Bonghwa and neighboring Yeongju are in the heart of the country. This is great for travelling up and down but, without the link to a high-speed rail, the journeys can be rather tedious. I traveled a lot in my first year, which is an unfortunate by-product of rural life in Korea. If there isn’t much to do at home, the temptation is always there to go further afield. This can do some serious damage to those hopes of saving money.

Tents at festival in rural Korea
Even large festivities in rural Korea have a relaxed atmosphere

On the flip-side, when you do harness some discipline, the weekly living costs are lower in the countryside. There’s less chance of falling into a party lifestyle like many of the young teachers in Seoul or Daegu may do. If there are fifty or sixty foreigners in a one city, there will always be a birthday, leaving do or other event. As a result, many people find themselves eating out four or five nights a week. Late nights become a running feature of their time in Korea.

At thirty years old and faced with the choice of renewing my contract, I desperately wanted to try a year in a bigger city to compare it to life in rural Korea.

But ultimately, I believed my long-term goals would be better served by staying put. Six months later, I feel the decision was correct. I certainly don’t regret it.

View from bus window in rural Korea
Not a bad view on my morning bus rides

City kids have a reputation of being spoiled, entitled little brats.
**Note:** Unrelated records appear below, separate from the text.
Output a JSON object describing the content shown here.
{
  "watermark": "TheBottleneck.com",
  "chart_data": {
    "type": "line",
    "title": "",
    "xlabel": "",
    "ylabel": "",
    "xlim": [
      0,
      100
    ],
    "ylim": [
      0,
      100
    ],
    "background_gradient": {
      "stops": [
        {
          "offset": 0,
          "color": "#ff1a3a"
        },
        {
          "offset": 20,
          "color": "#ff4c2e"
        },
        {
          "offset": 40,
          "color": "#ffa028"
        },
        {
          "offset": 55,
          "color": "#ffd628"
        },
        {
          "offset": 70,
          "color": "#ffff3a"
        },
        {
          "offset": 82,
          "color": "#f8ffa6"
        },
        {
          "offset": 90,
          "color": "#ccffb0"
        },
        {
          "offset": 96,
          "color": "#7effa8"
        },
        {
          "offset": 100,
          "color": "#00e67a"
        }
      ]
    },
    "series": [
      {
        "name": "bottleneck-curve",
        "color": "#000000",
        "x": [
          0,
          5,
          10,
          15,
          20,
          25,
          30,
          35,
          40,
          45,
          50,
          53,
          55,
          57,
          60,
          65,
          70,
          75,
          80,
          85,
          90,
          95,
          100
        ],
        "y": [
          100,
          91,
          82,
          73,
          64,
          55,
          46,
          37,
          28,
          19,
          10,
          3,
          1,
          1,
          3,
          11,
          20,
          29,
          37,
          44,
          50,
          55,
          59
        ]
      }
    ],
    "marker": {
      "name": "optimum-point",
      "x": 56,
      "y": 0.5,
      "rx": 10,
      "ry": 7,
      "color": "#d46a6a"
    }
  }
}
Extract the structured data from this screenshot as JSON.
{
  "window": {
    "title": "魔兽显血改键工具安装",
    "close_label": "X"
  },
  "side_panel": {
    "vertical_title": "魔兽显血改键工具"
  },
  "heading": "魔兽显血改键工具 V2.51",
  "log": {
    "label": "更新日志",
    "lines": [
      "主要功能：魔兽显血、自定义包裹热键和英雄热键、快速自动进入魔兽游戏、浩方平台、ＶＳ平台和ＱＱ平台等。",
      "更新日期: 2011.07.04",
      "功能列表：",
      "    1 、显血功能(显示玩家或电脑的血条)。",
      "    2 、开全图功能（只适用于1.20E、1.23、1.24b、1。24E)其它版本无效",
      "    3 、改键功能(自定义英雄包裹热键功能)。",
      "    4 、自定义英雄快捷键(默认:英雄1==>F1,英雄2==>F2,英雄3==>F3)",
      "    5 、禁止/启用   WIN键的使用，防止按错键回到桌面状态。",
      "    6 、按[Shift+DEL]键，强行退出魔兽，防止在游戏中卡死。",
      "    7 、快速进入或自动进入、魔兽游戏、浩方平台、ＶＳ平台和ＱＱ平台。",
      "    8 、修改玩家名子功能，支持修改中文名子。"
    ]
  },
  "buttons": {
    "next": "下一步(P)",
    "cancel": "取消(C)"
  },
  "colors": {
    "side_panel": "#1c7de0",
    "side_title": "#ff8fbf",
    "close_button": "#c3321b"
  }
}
While their level is no doubt higher than average, many can be a handful.
Of course, all schools have their class clowns and bullies, but overall it is widely-accepted that the students in rural areas of Korea are better behaved than big city students.
This makes for a more pleasurable teaching experience and what they lack in English speaking ability, they make up for with their kindness and friendly nature.

Another benefit of life in rural Korea is that the schools have a very laid-back attitude. Hagwon teachers will have a boss breathing down their neck and big city schools can be expectant of certain standards. When you teach English in Korea, you have a lot of freedom and can simply make your class as fun as possible through games or movies. So long as you don’t take too many liberties, you’ll find you have a very relaxed job – most of the time anyway!

Anybody coming to Korea with a view to staying for several years shouldn’t overlook the rural areas. Getting away from the western influences and truly immersing yourself in the cultures and traditions of the small villages is an unforgettable experience.

Rather than being just another foreign face in the masses of a metropolis, you will be a celebrity in the village. See the true kindness and curiosity of the native people as they help you find your way or solve whatever problem lies before you.
Sure, it is not without its frustrations but you will grow all the more because of it, not only as a person but as a resident of the country in your knowledge of their cultures, customs and language.  Plus if you need a break, a wild weekend in the big city is only a bus ride away.

Does rural life in Korea appeal to you? Do you think you could do a year in the boonies?